* **YOUR INSTRUCTIONS**: Search the entries below for "Veuillez". Report each line where it occurs.

* **DATA SUPPLIED**:
☆ ☆ ☆ ☆ ☆

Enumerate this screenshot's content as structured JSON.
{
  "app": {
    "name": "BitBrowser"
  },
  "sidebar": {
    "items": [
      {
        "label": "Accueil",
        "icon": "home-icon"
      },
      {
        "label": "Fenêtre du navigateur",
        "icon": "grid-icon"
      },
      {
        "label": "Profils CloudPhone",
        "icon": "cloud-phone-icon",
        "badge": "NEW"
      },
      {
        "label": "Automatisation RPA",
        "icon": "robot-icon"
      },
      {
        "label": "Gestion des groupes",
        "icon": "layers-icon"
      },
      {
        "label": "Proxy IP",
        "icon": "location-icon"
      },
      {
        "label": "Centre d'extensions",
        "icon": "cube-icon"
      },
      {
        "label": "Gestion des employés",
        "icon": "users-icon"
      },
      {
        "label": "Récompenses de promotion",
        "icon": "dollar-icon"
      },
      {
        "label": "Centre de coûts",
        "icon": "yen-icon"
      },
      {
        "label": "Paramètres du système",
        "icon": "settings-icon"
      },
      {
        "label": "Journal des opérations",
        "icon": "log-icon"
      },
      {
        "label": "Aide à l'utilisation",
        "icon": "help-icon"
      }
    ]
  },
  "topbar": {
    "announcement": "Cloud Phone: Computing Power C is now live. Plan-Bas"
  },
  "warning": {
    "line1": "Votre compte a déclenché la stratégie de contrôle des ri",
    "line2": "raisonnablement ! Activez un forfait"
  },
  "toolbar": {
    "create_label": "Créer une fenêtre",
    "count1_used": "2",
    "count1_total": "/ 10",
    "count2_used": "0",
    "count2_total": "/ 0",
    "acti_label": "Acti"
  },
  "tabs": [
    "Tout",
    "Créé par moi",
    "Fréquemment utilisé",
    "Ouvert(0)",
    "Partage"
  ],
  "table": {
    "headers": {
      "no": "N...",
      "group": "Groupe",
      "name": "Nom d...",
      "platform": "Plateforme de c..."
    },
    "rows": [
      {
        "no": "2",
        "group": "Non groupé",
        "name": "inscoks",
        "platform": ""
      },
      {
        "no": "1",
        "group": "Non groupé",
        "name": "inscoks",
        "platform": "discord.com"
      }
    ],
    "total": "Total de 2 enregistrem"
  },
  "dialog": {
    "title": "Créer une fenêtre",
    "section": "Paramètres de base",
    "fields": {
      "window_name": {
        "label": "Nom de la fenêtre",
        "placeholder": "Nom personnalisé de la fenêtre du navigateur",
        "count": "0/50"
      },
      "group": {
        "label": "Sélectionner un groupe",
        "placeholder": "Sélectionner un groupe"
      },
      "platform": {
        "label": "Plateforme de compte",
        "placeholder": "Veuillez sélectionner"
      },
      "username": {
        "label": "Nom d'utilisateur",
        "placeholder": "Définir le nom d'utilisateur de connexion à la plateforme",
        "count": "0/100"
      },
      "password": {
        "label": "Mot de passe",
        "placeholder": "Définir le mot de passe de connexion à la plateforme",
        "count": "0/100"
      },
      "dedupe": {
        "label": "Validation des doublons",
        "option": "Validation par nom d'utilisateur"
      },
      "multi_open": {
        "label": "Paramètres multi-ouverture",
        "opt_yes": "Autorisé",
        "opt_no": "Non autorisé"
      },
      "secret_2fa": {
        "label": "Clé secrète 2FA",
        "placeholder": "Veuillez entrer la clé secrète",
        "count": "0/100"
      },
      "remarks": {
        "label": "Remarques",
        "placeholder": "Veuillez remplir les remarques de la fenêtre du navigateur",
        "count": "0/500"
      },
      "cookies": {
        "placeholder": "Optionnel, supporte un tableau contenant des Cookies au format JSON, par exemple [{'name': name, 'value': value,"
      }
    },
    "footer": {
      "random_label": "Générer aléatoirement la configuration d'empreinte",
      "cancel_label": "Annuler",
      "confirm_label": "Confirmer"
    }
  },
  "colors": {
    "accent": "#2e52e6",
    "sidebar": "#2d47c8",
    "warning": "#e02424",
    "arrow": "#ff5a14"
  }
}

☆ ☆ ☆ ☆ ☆

* **RESULT OF THE EXERCISE**:
        "placeholder": "Veuillez sélectionner"
        "placeholder": "Veuillez entrer la clé secrète",
        "placeholder": "Veuillez remplir les remarques de la fenêtre du navigateur",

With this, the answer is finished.